Doc got a 3rd gen 60 army colt w/ spare fluted cylinder w/ box. I just would feel awful if I didn't offer it to you for 650:D

Doc Hoy
November 1, 2010, 12:03 AM
I'd love to have it but not right now.

Fingers might be interested.

Thanks for thinkin of me.

November 1, 2010, 12:28 AM
Doc got a 3rd gen 60 army colt w/ spare fluted cylinder w/ box. I just would feel awful if I didn't offer it to you for 650

Why not start a holiday raffle at your store and raffle that gun off? Have a pre-set number of about 65 tickets and sell them for $10 each. Make a video of you pulling the winning ticket out of the box. You should be able to sell all of the tickets by X-mas. Advertise them in the black powder classifieds and post the video of the drawing there afterward. While you're at it, make a little video about the gun or post some photos of it.
Sell a few extra tickets so that the raffle winner can have the gun shipped for free, so make the raffle for 67 or 68 tickets. Come on, let's get going! A lot of us here would buy tickets.
If you don't sell all of the tickets right away, then you could always postpone the raffle until Valentine's Day. Get into the holiday spirit Hardy. You can do this. You'll be able to sell some tickets to your regular customers too. A lot of gun shops hold gun raffles. Come on, Black Friday will be here soon enough. :)

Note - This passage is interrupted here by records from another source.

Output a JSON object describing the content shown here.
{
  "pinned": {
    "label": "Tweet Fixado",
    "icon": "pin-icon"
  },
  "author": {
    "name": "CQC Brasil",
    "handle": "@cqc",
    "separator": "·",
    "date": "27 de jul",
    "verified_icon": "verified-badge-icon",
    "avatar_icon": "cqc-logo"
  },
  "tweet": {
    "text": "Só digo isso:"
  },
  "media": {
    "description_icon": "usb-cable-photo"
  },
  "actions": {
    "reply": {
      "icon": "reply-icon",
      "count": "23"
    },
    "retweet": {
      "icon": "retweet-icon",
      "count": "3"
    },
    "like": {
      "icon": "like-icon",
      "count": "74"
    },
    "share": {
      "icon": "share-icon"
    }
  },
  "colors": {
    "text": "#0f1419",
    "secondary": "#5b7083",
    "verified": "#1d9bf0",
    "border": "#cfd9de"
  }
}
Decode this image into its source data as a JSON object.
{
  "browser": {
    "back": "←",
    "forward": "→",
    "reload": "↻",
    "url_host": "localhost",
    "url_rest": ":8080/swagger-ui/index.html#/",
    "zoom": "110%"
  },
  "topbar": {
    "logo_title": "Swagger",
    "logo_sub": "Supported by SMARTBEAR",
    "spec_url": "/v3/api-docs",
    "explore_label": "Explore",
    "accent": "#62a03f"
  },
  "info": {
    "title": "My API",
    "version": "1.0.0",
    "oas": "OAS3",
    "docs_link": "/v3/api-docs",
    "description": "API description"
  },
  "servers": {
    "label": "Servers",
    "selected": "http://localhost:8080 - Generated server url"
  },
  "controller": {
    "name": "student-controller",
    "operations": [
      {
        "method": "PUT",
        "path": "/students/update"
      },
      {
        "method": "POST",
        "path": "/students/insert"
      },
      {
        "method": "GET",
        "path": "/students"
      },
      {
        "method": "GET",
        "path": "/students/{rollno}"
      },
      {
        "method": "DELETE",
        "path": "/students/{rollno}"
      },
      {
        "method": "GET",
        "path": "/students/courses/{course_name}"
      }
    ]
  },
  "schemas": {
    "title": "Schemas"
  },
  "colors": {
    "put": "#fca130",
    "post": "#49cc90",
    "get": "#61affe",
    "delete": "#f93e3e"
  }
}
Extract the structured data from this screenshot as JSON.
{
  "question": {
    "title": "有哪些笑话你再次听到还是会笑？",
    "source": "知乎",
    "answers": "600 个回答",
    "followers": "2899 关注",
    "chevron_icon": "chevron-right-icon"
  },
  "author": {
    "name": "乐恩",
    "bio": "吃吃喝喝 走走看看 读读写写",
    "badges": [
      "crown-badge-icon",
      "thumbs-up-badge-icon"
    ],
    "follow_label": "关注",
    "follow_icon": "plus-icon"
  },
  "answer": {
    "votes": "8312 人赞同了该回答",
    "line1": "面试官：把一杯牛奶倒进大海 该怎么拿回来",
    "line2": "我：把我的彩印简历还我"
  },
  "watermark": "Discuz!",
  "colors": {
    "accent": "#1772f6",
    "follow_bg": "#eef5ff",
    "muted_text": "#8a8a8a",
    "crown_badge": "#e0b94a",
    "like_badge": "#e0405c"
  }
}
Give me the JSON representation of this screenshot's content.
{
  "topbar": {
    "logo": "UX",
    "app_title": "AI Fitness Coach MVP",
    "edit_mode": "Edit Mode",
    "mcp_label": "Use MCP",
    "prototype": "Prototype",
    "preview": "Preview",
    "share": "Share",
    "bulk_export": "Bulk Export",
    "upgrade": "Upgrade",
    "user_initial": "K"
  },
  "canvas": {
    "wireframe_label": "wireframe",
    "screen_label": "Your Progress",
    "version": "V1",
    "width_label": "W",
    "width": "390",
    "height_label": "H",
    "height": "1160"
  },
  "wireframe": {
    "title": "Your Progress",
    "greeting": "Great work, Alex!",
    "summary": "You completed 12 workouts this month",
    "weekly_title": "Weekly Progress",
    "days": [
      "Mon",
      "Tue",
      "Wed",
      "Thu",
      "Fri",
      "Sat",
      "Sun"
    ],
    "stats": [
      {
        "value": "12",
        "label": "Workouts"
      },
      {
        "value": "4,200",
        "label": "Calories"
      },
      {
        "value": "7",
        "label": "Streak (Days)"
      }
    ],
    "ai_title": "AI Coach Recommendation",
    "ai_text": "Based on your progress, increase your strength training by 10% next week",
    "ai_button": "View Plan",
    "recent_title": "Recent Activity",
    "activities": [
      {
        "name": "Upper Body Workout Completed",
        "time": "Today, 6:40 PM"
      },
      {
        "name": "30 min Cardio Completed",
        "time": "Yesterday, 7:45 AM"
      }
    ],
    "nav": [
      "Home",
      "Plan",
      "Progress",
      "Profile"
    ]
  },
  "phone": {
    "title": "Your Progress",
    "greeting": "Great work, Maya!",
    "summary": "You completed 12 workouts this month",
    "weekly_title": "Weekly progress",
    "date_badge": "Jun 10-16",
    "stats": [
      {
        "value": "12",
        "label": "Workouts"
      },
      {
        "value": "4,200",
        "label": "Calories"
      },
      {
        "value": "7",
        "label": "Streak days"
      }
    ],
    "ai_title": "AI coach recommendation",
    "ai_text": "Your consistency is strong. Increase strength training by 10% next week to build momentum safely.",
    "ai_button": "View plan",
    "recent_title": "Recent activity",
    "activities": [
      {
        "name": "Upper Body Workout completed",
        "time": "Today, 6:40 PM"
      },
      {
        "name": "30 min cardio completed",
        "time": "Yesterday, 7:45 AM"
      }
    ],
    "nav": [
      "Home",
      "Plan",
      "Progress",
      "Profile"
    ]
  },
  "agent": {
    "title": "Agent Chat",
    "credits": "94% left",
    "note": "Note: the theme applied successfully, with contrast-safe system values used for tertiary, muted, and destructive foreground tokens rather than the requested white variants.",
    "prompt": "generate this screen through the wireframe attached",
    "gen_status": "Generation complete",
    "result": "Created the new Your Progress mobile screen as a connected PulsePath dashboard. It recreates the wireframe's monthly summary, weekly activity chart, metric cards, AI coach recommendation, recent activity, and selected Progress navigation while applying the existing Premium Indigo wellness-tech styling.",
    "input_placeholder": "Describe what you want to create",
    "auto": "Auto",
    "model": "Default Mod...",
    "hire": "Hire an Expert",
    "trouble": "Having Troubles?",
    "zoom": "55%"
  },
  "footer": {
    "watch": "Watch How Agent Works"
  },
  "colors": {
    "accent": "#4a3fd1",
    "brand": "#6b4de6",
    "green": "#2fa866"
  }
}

November 1, 2010, 08:56 AM
Doc, harden your heart. I keep only what I shoot or what I've torn up.
I currently have 7 shooter 1860s, all Pietta and one 1851 Original made in 1862. Lots of Remingtons and Ubertis have passed thru and a few 1851 Piettas.
Never had the bucks to buy the Colts.

Doc Hoy
November 1, 2010, 09:37 AM
Thanks for the encouragement. I fear, though, that my affliction has reached a terminal stage.

I have all too vivid memories of the day I sold my entire accumulation of pistols for a song in 1992. This event was prompted by my (Thankfully Ex) wife. (She was a real idiot.) I get symptoms like the DTs when I think of it. Now I don't get rid of my pistols (Except for one 1863 which I rebuilt as a project specifically to sell, which aided in the purchase of my third Colt. That is the 2nd gen. 1860 with fluted cylinder which I keep mentioning.)

Anyway, keep me in your prayers. :)